Using 20 million processor-hours on Titan, the team also discovered through simulation a new superconducting state, or electron pairing, found in the lithium-iron-arsenic compound, LiFeAs, that is consistent with experimental results.

In the future, they plan to simulate spin dynamics in other classes of superconductors and in non-superconducting materials that are exceptionally difficult to study experimentally, such as radioactive materials.

“Using computation as a substitute for experiment is an important step forward for designing new materials,” Kotliar said. “The next time someone comes to us with potential materials for an application and asks, ‘Should I work on this?’ we hope to simulate that material through computation to select the most promising ones.”

The work was supported by the National Science Foundation and made use of the Oak Ridge Leadership Computing Facility, a DOE Office of Science User Facility at ORNL.

UT-Battelle manages ORNL for the Department of Energy's Office of Science. The Office of Science is the single largest supporter of basic research in the physical sciences in the United States, and is working to address some of the most pressing challenges of our time.

For more information, please visit http://science.energy.gov/

Katie Elyce Jones

Katie Jones | newswise

More articles from Materials Sciences:

nachricht Epoxy compound gets a graphene bump
14.11.2018 | Rice University

nachricht Automated adhesive film placement and stringer integration for aircraft manufacture
14.11.2018 | Fraunhofer IFAM

All articles from Materials Sciences >>>

The most recent press releases about innovation >>>

Die letzten 5 Focus-News des innovations-reports im Überblick:

Im Focus: A Chip with Blood Vessels

Biochips have been developed at TU Wien (Vienna), on which tissue can be produced and examined.

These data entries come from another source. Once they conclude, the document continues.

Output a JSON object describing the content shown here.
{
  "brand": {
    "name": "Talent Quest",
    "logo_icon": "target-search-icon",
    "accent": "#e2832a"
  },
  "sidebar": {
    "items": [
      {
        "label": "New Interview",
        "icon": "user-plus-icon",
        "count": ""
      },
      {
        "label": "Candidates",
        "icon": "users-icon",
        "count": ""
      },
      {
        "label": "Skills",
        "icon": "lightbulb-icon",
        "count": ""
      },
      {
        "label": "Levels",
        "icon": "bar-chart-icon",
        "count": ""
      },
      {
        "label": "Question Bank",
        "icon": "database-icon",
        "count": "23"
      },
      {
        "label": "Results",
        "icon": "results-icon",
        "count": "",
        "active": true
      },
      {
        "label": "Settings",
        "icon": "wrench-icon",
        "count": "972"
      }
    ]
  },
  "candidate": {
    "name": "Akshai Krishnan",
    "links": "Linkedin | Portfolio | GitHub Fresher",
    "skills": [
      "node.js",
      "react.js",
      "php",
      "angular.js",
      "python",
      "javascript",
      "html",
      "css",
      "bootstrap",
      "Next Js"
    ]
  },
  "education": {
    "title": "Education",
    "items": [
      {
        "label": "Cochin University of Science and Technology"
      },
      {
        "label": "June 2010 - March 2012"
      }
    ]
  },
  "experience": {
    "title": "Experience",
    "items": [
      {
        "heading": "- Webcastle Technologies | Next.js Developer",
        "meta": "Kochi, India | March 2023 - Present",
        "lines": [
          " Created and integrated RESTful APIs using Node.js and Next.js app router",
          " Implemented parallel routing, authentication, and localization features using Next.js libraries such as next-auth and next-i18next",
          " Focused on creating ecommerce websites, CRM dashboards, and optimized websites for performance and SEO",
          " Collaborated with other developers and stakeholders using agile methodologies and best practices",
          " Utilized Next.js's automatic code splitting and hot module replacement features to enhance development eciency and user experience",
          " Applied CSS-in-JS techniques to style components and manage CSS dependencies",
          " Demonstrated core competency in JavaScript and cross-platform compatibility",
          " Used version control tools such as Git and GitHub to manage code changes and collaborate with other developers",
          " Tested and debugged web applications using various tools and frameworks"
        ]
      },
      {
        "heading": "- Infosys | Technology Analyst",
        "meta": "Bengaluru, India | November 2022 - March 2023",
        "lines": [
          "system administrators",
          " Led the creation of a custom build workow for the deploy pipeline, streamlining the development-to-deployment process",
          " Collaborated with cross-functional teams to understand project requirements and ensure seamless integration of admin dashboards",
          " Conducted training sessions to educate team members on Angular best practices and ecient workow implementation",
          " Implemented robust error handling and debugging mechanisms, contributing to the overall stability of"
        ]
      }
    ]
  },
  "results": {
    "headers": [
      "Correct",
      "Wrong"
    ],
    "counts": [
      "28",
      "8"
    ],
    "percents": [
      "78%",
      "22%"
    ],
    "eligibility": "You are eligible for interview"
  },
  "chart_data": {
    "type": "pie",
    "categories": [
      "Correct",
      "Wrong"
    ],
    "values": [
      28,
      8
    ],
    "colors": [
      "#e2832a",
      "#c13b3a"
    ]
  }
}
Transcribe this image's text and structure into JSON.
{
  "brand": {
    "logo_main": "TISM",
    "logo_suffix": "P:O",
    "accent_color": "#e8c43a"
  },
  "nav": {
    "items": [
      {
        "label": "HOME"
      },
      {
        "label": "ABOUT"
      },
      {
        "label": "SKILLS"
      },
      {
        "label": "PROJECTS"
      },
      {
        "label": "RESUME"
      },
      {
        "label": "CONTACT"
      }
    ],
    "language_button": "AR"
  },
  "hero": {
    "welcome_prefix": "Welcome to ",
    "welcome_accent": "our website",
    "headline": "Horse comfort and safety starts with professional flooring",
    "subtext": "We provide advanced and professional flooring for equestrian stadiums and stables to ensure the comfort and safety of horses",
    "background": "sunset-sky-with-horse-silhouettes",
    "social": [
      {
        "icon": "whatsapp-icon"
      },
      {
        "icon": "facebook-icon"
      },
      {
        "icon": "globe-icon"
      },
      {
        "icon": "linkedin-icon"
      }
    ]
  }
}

This allows supplying the tissue with different substances in a very controlled way.

Cultivating human cells in the Petri dish is not a big challenge today. Producing artificial tissue, however, permeated by fine blood vessels, is a much more...

Im Focus: A Leap Into Quantum Technology

Faster and secure data communication: This is the goal of a new joint project involving physicists from the University of Würzburg. The German Federal Ministry of Education and Research funds the project with 14.8 million euro.

In our digital world data security and secure communication are becoming more and more important. Quantum communication is a promising approach to achieve...

Im Focus: Research icebreaker Polarstern begins the Antarctic season

What does it look like below the ice shelf of the calved massive iceberg A68?

On Saturday, 10 November 2018, the research icebreaker Polarstern will leave its homeport of Bremerhaven, bound for Cape Town, South Africa.

Im Focus: Penn engineers develop ultrathin, ultralight 'nanocardboard'

When choosing materials to make something, trade-offs need to be made between a host of properties, such as thickness, stiffness and weight. Depending on the application in question, finding just the right balance is the difference between success and failure

Now, a team of Penn Engineers has demonstrated a new material they call "nanocardboard," an ultrathin equivalent of corrugated paper cardboard. A square...

Im Focus: Coping with errors in the quantum age

Physicists at ETH Zurich demonstrate how errors that occur during the manipulation of quantum system can be monitored and corrected on the fly

The field of quantum computation has seen tremendous progress in recent years. Bit by bit, quantum devices start to challenge conventional computers, at least...

All Focus news of the innovation-report >>>

Anzeige

Anzeige

VideoLinks
Industry & Economy
Event News

“3rd Conference on Laser Polishing – LaP 2018” Attracts International Experts and Users

09.11.2018 | Event News

On the brain’s ability to find the right direction

06.11.2018 | Event News

European Space Talks: Weltraumschrott – eine Gefahr für die Gesellschaft?

23.10.2018 | Event News

 
Latest News

Epoxy compound gets a graphene bump

14.11.2018 | Materials Sciences

Microgel powder fights infection and helps wounds heal

14.11.2018 | Health and Medicine

How algae and carbon fibers could sustainably reduce the athmospheric carbon dioxide concentration

14.11.2018 | Life Sciences

VideoLinks
Science & Research
Overview of more VideoLinks >>>